The Court has given careful consideration to the arguments made in this matter and concludes that the requested order should issue.
Wagner and Glantz refused to answer a number of questions on the grounds that those questions fall outside the scope of the order. The Court concludes that their objections are without merit. The investigation is for a lawful purpose. "The evidence sought ... (is) not plainly incompetent or irrelevant to any lawful purpose", Endicott Johnson Corp. v. Perkins, 317 U.S. 501, 509, 63 S. Ct. 339, 343, 87 L. Ed. 424 (1943), and absent such a showing by the respondent, the subpoenas should be enforced. See Securities and Exchange Commission v. Arthur Young & Co., 190 U.S.App.D.C. 37, 48, 584 F.2d 1018, 1029 (1978), cert. den. 439 U.S. 1071, 99 S. Ct. 841, 59 L. Ed. 2d 37 (1979). Respondents have failed to establish that the requested information is "plainly incompetent or irrelevant".
The respondents limited partnership seeks to assert a Fifth Amendment privilege against self-incrimination to prevent the production of subpoenaed limited partnership documents. This contention must also fail. The privilege is personal and while it would protect an individual, or a sole proprietorship, it does not protect a collective entity or papers held by an individual in his representative capacity for a collective entity. Bellis v. United States, 417 U.S. 85, 94 S. Ct. 2179, 40 L. Ed. 2d 678 (1974). See also Fisher v. United States, 425 U.S. 391, 96 S. Ct. 1569, 48 L. Ed. 2d 39 (1976). The SEC also seeks partnership and corporate papers in the possession of Kingsley, and thus his objection to production of those papers on Fifth Amendment grounds must also be denied.

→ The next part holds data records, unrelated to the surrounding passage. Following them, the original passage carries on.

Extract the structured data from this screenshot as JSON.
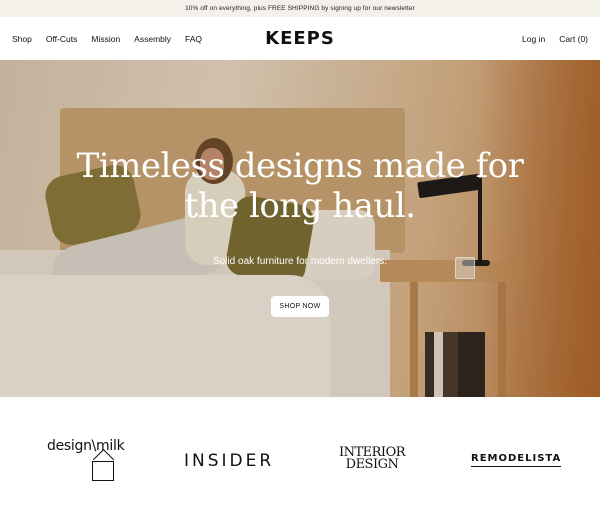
{
  "announcement": {
    "text": "10% off on everything, plus FREE SHIPPING by signing up for our newsletter"
  },
  "nav": {
    "left_items": [
      {
        "label": "Shop"
      },
      {
        "label": "Off-Cuts"
      },
      {
        "label": "Mission"
      },
      {
        "label": "Assembly"
      },
      {
        "label": "FAQ"
      }
    ],
    "logo": "KEEPS",
    "login_label": "Log in",
    "cart_label": "Cart (0)"
  },
  "hero": {
    "title_line1": "Timeless designs made for",
    "title_line2": "the long haul.",
    "subtitle": "Solid oak furniture for modern dwellers.",
    "cta_label": "SHOP NOW"
  },
  "press": {
    "logos": [
      {
        "label": "design\\milk",
        "icon": "milk-carton-icon"
      },
      {
        "label": "INSIDER"
      },
      {
        "label_line1": "INTERIOR",
        "label_line2": "DESIGN"
      },
      {
        "label": "REMODELISTA"
      }
    ]
  },
  "colors": {
    "announcement_bg": "#f4f1ea",
    "button_bg": "#ffffff",
    "hero_text": "#ffffff"
  }
}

In addition to asserting a Fifth Amendment privilege, Kingsley also poses a Fourth Amendment objection to the production of limited partnership and corporate documents in his control and custody. The Fourth Amendment requires that "the subpoena be sufficiently limited in scope, relevant to the purpose, and specifically directed so that compliance will not be unreasonably burdensome". See v. City of Seattle, 387 U.S. 541, 544, 87 S. Ct. 1737, 1739, 18 L. Ed. 2d 943 (1967). See also Securities and Exchange Commission v. Arthur Young & Co., supra, U.S.App.D.C. at 42-43, 585 F.2d at 1023-1024. The subpoenas here meet the above criteria and are not overly broad. This contention therefore is without merit.
Finally, Wagner and Glantz have asserted an attorney-client privilege with respect to request for testimony and the production of documents. When such a privilege is asserted on behalf of the client or former client, the burden falls on the person asserting the privilege. He must establish that:
(1) the asserted holder of the privilege is or sought to become a client; (2) the person to whom a communication was made (a) is a member of the bar of a court, or his subordinate and (b) in connection with the communication is acting as a lawyer; (3) the communication relates to a fact of which the attorney was informed (a) by his client (b) without the presence of strangers (c) for the purpose of securing either (i) an opinion of law or (ii) legal services of (iii) legal assistance in some legal proceeding, and not (d) for the purpose of committing a crime or tort, and (4) the privilege has been (a) claimed and (b) not waived by the client.
United States v. United Shoe Mach. Corp., 89 F. Supp. 357, 358 (D.Mass.1950). See also In Re Ampicillin Antitrust Litigation, 81 F.R.D. 377, 25 F.R.Serv.2d 1248, 1252-65 (D.D.C.1978).